“El Charro Negro” persisted, slowly attracting fans worldwide while promoting a message of harmony through his music.

In 2007, 12 years into his career, Pollard received a golden ticket opportunity.

El Charro Negro
Pollard (left) seen with legendary Mexican artist Vicente Fernandez (right) in 2007. Photo courtesy of Timothy Pollard.

In a by-chance encounter with a stagehand working on Fernandez’s tour, Pollard was offered the chance to perform onstage. The singer was skeptical that the offer was legit. After all, what are the chances?

The next day Pollard went to his day job at the time and said, “a voice in my head, which I believe was God said, ‘wear your blue velvet traje tonight.'”

That evening Pollard went to a sold-out Stockton Area where he met his idol. As he walked on the stage, Pollard recalls Fernandez insisting that he use his personal mic and band to perform “De Que Manera Te Olvido.”

“[Fernandez] said he did not even want to join me,” he recollects about the show. “He just was kind and generous enough to let me sing that song on his stage with his audience.”

The crowd applauded thunderously, which for Pollard was a sign of good things to come.

El Charro Negro
Timoteo “El Charro Negro” with Don Francisco on Don Francisco Presenta in 2011. Photo courtesy of Timothy Pollard.

In 2010, he released his debut album “Me Regalo Contigo.” In perfect Spanish, Pollard sings with great conviction replicating the soft tones of old-school boleros.

Unraveling the rollercoaster of relationships, heart-wrenchingly beautiful ballads like “Me Regalo Contigo” and “Celos” are his most streamed songs. One hidden gem that has caught the listener’s attention is “El Medio Morir.”

As soon as the track begins it is unlike the others. Timoteo delivers a ’90s R&B love ballad in Spanish, singing with gumption as his riffs and belts encapsulate his unique sound and story.

Having appeared on shows like Sabado Gigante, Don Francisco Presenta, and Caso Cerrado in 2011, Timoteo’s career prospered.

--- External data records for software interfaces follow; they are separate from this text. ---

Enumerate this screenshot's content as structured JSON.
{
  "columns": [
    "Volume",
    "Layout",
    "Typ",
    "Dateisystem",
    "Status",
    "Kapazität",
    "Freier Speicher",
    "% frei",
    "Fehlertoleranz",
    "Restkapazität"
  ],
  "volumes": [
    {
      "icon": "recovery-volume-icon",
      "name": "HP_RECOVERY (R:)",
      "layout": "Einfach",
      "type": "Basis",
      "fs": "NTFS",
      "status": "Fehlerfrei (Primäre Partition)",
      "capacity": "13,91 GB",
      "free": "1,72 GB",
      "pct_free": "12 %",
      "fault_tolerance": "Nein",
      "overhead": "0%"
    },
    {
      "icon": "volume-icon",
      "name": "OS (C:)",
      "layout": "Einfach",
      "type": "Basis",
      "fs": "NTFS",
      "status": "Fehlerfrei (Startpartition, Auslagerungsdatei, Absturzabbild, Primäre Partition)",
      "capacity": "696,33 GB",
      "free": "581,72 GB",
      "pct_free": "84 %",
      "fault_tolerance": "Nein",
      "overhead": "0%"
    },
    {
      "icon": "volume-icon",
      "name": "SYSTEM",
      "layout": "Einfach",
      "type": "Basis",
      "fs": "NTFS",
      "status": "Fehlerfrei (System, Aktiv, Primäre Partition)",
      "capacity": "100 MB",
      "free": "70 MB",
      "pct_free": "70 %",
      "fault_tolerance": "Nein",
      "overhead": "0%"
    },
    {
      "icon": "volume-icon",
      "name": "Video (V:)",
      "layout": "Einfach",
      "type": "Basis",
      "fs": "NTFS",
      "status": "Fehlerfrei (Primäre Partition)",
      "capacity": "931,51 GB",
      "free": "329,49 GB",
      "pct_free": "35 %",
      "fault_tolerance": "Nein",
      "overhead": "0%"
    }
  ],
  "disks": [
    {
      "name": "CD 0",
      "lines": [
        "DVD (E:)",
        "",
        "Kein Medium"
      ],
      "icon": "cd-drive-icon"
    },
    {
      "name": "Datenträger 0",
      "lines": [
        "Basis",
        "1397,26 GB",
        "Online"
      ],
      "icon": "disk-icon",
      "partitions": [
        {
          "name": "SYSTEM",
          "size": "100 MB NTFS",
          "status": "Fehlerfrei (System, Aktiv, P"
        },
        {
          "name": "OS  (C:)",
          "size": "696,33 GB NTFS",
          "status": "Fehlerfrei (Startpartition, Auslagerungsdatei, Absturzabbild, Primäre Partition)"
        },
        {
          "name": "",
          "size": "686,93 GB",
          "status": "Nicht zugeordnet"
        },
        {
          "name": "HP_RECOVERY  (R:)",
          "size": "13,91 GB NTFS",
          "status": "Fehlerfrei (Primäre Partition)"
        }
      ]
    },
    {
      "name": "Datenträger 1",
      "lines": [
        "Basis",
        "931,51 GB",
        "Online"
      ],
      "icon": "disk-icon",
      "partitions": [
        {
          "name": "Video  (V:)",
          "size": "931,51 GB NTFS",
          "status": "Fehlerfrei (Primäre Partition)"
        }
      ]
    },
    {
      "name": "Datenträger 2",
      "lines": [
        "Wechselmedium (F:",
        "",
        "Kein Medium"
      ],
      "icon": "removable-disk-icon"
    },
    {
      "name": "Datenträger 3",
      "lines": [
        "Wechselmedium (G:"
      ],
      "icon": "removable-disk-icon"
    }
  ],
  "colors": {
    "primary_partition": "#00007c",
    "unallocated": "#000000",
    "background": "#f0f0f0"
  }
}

Timoteo hasn’t released an album since 2010 but he keeps his passion alive. The singer has continued to perform, even during the Covid pandemic. He has high hopes for future success and original releases, choosing to not slow down from his destined musical journey.

“If God is with me, who can be against me? It may not happen in a quick period of time, but God will make my enemies my footstool,” he said.

“I’ve continued to be successful and do some of the things I want to do; maybe not in a particular way or in particular events, but I live in a very happy and fulfilled existence.”

Notice any needed corrections? Please email us at corrections@wearemitu.com